To follow in the footsteps of a manager who had won so much, at regular intervals, meant the bar was raised to an unattainable level.
Only winning the Premier League or the Champions League would have quenched the thirst of those inside the corridors at Old Trafford.
The Glazers’ ambitions, both financial and on-field, mean they need to be regularly feasting at European football’s top table.
So, the dreadful performance from the champions at Goodison Park – and United’s failure to earn a Champions League spot for next season – meant the writing was on the wall for David Moyes.
The gloating Evertonians chanted ‘You’re getting sacked in the morning’ and it was a little mischievous to think if Moyes was to go, would United looking at Roberto Martinez as a possible replacement?
Probably not. Once bitten, twice shy when it comes to picking a manager who has a good record at medium-sized clubs, but with no pedigree at the top.
When United picked Moyes, it seemed the right fit. Even Fergie approved. But it just never really worked. The team never showed the flamboyance that United have become famed for, wing play abandoned for a more laboured approach, and Moyes’s record in the transfer market does not make for pretty reading.
What worked for Everton, clearly did not provide the necessary success at United.
So where do Manchester United go from here?
Many thought, myself included, that Jose Mourinho was the man to replace Fergie but that boat sailed when he returned to Stamford Bridge.
To replace Fergie you need a coach with broad enough shoulders to carry the club’s weight of expectation and an ego which can survive the continual pressure which surrounds Old Trafford.
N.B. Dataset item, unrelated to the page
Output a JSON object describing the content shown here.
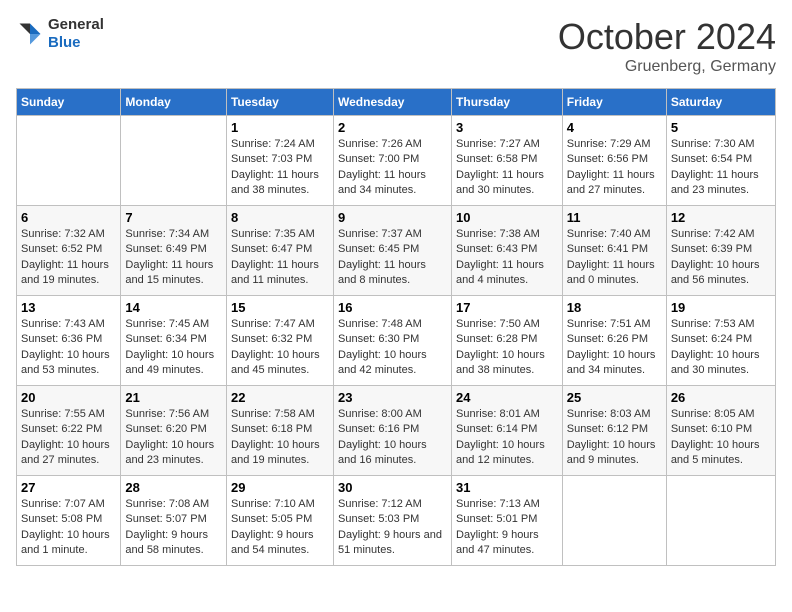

Just like some great players have donned the United red over the years only to fail to cope with the expectation and pressure inside Old Trafford, managers, too, face unique obligations.
Remember Ron Atkinson? A larger-than-life character who enjoyed good times at United.
That is why United must now choose wisely.
It has to be a manager with experience at the very top, and a calibre that will see him cut through the troubled waters that will surround the club for the next 12 months.
For this current squad is in dire need of rebuilding.
They have three quality strikers in Wayne Rooney, Robin Van Persie and Danny Welbeck, a top goalkeeper in David de Gea, and acquired Juan Mata for midfield.
But after that I am struggling to think of any player who is top drawer. Potential, yes, but enough for an assault on the championship again? No.
A new back four is needed, two central midfielders and a thick skin to avoid a similar unhappy ending to Moyes.
Could things get any worse for United fans? Well, Liverpool and Manchester City are the two key protaganists in the race to succeed them as Premier League champions. Oh, happy days.